Pull out every line below holding the word "icon".

Data entries

>>>

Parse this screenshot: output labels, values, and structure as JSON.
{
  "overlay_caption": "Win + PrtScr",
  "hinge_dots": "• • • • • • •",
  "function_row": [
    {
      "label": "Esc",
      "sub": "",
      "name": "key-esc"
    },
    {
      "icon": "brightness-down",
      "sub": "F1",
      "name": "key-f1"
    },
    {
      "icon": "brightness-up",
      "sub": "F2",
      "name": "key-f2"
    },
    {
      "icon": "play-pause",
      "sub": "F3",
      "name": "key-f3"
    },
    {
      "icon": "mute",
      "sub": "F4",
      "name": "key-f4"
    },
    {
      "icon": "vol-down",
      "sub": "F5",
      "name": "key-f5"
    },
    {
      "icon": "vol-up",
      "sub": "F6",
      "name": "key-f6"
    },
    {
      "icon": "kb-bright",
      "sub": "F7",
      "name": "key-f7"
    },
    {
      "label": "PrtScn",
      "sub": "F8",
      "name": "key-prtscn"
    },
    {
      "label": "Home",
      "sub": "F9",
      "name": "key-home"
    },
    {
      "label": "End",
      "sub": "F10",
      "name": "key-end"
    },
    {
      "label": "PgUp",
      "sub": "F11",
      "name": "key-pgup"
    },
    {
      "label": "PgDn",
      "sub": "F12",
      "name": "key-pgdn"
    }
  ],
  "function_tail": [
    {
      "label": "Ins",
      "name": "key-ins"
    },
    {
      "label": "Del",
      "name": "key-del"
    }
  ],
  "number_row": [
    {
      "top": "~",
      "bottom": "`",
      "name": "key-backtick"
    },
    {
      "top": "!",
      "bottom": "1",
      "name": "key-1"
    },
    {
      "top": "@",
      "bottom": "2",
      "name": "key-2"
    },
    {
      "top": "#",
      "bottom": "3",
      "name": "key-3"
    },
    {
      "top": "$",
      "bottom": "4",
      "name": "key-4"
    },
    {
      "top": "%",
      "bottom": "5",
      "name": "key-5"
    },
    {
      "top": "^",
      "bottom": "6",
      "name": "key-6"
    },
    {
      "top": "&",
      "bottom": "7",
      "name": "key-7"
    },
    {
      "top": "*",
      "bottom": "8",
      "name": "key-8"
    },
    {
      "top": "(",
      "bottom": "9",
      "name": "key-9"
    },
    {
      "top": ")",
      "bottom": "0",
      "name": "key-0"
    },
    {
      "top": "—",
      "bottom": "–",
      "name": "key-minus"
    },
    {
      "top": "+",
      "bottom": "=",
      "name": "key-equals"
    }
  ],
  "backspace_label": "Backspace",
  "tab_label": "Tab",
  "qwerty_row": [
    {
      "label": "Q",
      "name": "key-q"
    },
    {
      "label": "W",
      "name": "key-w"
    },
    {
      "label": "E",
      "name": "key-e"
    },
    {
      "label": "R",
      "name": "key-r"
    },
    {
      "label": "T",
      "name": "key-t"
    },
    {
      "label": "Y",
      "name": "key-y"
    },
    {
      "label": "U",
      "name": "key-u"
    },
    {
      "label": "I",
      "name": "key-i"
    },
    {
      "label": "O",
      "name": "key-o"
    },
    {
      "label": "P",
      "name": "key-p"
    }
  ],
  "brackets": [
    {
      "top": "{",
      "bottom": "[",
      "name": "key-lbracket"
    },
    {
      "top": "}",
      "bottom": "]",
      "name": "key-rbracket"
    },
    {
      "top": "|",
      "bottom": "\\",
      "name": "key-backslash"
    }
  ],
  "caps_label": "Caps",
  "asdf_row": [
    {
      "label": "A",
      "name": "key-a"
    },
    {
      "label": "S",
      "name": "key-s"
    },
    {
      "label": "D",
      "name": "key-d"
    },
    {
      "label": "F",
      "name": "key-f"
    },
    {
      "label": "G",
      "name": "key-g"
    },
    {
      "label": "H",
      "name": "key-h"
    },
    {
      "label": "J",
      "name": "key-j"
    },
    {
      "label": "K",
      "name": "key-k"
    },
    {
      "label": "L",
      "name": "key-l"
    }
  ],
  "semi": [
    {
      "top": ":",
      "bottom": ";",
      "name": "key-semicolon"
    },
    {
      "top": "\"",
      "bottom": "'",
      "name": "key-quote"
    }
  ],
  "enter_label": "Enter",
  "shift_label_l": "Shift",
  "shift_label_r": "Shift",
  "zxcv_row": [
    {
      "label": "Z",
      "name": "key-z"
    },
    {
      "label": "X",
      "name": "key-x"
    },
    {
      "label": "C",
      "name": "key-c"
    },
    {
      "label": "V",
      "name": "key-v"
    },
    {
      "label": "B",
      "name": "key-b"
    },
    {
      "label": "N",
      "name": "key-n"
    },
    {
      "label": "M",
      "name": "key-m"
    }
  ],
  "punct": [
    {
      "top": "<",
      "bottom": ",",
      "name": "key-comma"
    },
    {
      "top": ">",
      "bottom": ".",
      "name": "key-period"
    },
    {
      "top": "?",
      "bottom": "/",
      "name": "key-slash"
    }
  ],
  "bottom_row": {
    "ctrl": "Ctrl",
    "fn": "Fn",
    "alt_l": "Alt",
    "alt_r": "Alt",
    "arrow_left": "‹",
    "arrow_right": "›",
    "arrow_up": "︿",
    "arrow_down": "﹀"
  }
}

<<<

* COMPLETED EXERCISE:
      "icon": "brightness-down",
      "icon": "brightness-up",
      "icon": "play-pause",
      "icon": "mute",
      "icon": "vol-down",
      "icon": "vol-up",
      "icon": "kb-bright",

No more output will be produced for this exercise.